- _WHAT YOU HAVE TO DO_
Down to the last line, restate the records word for word, but not the pictures.

•••

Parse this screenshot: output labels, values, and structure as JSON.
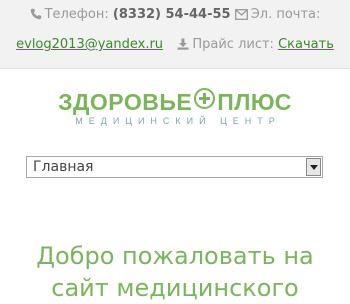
{
  "contacts": {
    "phone_label": "Телефон:",
    "phone_number": "(8332) 54-44-55",
    "email_label": "Эл. почта:",
    "email": "evlog2013@yandex.ru",
    "pricelist_label": "Прайс лист:",
    "download_link": "Скачать"
  },
  "logo": {
    "part1": "ЗДОРОВЬЕ",
    "part2": "ПЛЮС",
    "subtitle": "МЕДИЦИНСКИЙ ЦЕНТР"
  },
  "nav": {
    "selected": "Главная"
  },
  "main": {
    "welcome_line1": "Добро пожаловать на",
    "welcome_line2": "сайт медицинского"
  },
  "colors": {
    "accent_green": "#7ab55c",
    "link_green": "#3a8a2a"
  },
  "icons": [
    "phone-icon",
    "envelope-icon",
    "download-icon",
    "cross-icon"
  ]
}
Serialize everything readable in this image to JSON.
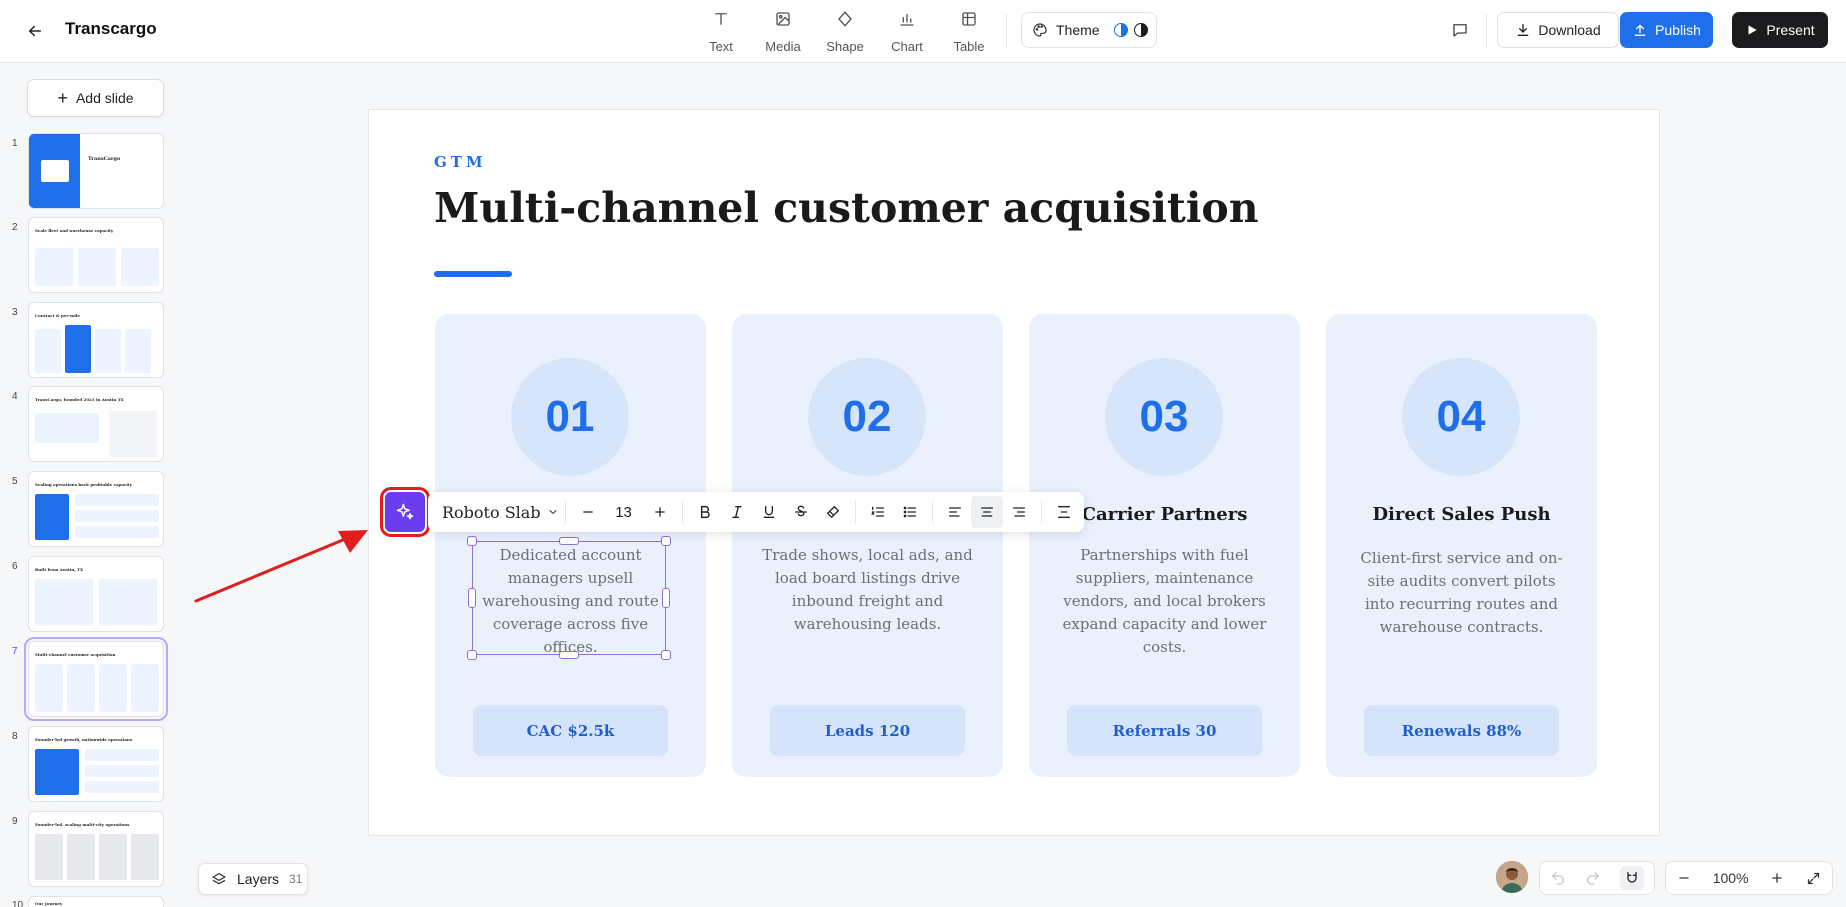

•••

- _SOLUTION TO THE PROBLEM_
Parse this screenshot: output labels, values, and structure as JSON.
{
  "contacts": {
    "phone_label": "Телефон:",
    "phone_number": "(8332) 54-44-55",
    "email_label": "Эл. почта:",
    "email": "evlog2013@yandex.ru",
    "pricelist_label": "Прайс лист:",
    "download_link": "Скачать"
  },
  "logo": {
    "part1": "ЗДОРОВЬЕ",
    "part2": "ПЛЮС",
    "subtitle": "МЕДИЦИНСКИЙ ЦЕНТР"
  },
  "nav": {
    "selected": "Главная"
  },
  "main": {
    "welcome_line1": "Добро пожаловать на",
    "welcome_line2": "сайт медицинского"
  },
  "colors": {
    "accent_green": "#7ab55c",
    "link_green": "#3a8a2a"
  },
  "icons": [
    "phone-icon",
    "envelope-icon",
    "download-icon",
    "cross-icon"
  ]
}
Serialize everything readable in this image to JSON.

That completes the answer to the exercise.